The first Thanksgiving was surrounded by life’s hardships. The early settlers were bombarded with extreme weather, hunger, sickness and death. Those who had survived believed the best they could do was to stop and give thanks.
I will be the first to acknowledge that there is much to be thankful for about life in America, especially when compared to those beyond our borders whose daily lives are marked by war, hunger and disease. Despite our kvetching, grumbling and complaining, most Americans have it pretty good compared to less fortunates the world over.
In their recent article, “Gratitude as a Psychotherapeutic Intervention,” which appeared in the August 2013 edition of the Journal of Clinical Psychology, psychologists Robert Emmons and Robin Stern reviewed the research on the benefits of gratitude. They conclude that there are dramatic and lasting benefits in both the physical and psychological realms.
The Second Amendment explicitly bans the Federal government from restricting the people’s rights to keep and bear arms. The Framers of the Constitution believed that government was created to guarantee people’s rights, not to restrict them. The historical precedents show no restrictions until recent times.

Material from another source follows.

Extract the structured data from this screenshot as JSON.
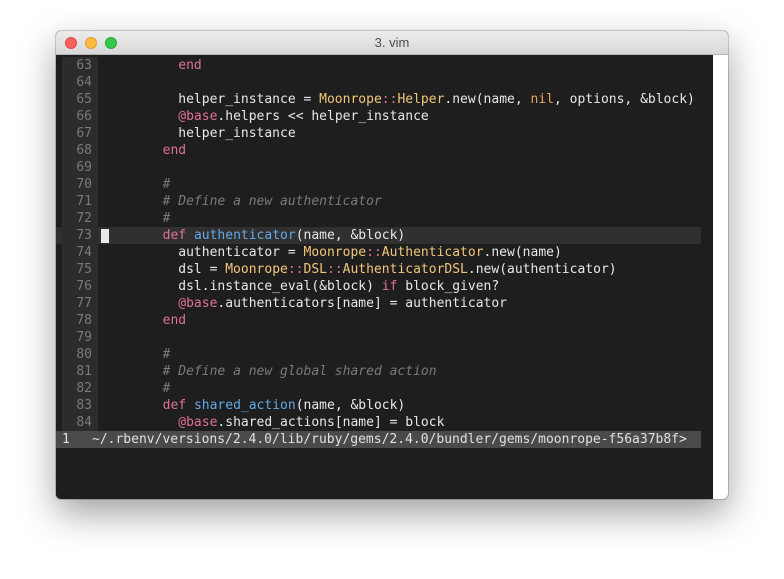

In November of 2008, Operation College Promise (OCP) was founded by the New Jersey Association of State Colleges and Universities (NJASCU) to answer a call – the needs of returning servicemembers poised to transition from Operation Iraqi Freedom and Enduring Freedom. The nine-member institutions vowed to prepare their campuses to support these students as they moved toward completion of their college degrees.